``I can identify with him because there's so much hate in the world for us,'' Mario says.
He points to a photo of a birthday party for his mother and to a picture of green grapes that reminds him of his father, a field worker. Recently he heard that someone outed him to his parents. He's going home to visit soon. While he's nervous about facing them, he's also looking forward to it. The support group has made him better equipped to have this conversation.
``Ray is a big person in my life,'' Mario says. ``I don't want to leave this program, because it has helped me a lot.''
Mariko Thompson, (818) 713-3620
For more information on HIV prevention:
AIDS Project Los Angeles, (213) 201-1600, www.apla.org
UC San Francisco HIV/AIDS HIV/AIDS Human Immunodeficiency Virus/Acquired Immune Deficiency Syndrome Web site for youth, www.whatudo.org
To read the ``Our Voices, Our Lives, Our Futures'' report from the School of Journalism and Mass Communication at the University of North Carolina, Chapel Hill, visit www.jomc.unc.edu/youthandSTDs/ourvoices.html
3 photos, box
(1 -- cover -- color) Getting a grip on risky behavior
In face of AIDS, program helps gay teens deal honestly with their sexuality
John Lazar/Staff Photographer
(2) Mario, 18, says the Mpowerment program has helped him a great deal - to the point where he will soon talk to his parents about his sexuality for the first time.
(3) The gay and bisexual teens in AIDS Project Los Angeles' Mpowerment program keep journals that serve as creative outlets. Their entries also shape the group's discussions.

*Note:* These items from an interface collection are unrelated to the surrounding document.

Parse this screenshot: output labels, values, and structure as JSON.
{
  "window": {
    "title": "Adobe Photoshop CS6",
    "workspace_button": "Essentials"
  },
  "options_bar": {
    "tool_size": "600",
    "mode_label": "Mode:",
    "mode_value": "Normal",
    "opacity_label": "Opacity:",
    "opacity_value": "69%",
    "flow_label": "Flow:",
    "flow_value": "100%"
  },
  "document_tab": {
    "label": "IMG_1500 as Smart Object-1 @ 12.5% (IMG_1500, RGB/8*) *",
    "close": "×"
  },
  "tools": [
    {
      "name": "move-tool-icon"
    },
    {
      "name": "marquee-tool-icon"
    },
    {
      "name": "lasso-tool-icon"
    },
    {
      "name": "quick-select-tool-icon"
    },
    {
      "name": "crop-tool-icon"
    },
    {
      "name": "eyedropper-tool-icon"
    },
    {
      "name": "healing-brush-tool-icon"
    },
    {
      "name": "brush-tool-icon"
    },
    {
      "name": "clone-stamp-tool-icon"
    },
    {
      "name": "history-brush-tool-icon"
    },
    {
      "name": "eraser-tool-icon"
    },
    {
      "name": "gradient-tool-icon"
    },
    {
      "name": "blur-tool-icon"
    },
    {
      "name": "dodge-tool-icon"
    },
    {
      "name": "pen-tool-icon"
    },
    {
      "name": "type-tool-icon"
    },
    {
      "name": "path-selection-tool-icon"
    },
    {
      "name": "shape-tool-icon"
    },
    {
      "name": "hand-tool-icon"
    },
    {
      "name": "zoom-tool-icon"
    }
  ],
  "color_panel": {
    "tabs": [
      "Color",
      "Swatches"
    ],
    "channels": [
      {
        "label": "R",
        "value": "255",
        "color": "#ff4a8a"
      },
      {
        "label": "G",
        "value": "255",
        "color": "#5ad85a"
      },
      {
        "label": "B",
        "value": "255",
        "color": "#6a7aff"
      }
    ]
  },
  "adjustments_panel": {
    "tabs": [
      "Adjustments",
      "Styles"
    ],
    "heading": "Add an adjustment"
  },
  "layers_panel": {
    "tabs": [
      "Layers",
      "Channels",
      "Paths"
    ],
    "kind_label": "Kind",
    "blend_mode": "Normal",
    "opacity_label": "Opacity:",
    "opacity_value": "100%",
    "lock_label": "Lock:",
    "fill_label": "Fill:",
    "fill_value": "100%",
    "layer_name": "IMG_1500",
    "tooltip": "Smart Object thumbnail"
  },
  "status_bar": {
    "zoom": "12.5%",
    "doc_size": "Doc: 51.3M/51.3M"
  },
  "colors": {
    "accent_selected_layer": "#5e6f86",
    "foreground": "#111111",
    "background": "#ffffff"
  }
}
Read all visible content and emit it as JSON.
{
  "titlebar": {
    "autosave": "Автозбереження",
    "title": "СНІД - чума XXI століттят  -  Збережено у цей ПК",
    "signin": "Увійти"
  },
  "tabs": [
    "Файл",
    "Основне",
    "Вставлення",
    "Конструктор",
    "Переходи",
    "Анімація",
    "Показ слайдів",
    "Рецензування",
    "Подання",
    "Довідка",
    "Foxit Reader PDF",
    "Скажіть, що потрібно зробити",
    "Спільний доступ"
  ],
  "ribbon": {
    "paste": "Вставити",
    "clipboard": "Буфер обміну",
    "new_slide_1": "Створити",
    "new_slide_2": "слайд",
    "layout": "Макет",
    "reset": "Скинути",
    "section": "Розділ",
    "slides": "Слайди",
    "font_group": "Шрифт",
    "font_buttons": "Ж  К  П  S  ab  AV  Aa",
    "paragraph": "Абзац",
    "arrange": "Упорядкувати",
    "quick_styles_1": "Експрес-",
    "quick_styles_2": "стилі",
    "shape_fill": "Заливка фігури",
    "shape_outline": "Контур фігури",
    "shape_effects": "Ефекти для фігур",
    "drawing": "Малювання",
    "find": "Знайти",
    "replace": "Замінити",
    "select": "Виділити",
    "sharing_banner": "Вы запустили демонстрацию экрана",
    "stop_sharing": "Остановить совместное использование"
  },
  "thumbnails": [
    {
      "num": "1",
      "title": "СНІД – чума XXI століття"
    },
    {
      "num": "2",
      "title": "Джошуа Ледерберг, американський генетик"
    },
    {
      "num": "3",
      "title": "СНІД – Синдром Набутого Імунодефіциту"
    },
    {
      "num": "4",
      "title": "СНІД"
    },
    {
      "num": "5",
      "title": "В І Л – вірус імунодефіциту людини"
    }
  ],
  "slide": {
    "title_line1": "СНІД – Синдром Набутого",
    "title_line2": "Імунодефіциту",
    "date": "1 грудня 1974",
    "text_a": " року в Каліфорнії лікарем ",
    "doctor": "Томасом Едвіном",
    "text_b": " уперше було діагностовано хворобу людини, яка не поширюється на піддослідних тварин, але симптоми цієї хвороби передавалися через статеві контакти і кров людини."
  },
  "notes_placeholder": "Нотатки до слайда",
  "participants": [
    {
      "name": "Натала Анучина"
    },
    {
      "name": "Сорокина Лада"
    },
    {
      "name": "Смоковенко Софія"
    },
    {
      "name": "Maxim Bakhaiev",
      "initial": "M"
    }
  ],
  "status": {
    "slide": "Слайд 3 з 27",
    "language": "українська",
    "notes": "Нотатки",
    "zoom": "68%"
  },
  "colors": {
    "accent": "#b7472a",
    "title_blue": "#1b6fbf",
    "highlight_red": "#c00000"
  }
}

Charlotte Schmid-Maybach/Staff Photographer
HIV 411 (see text)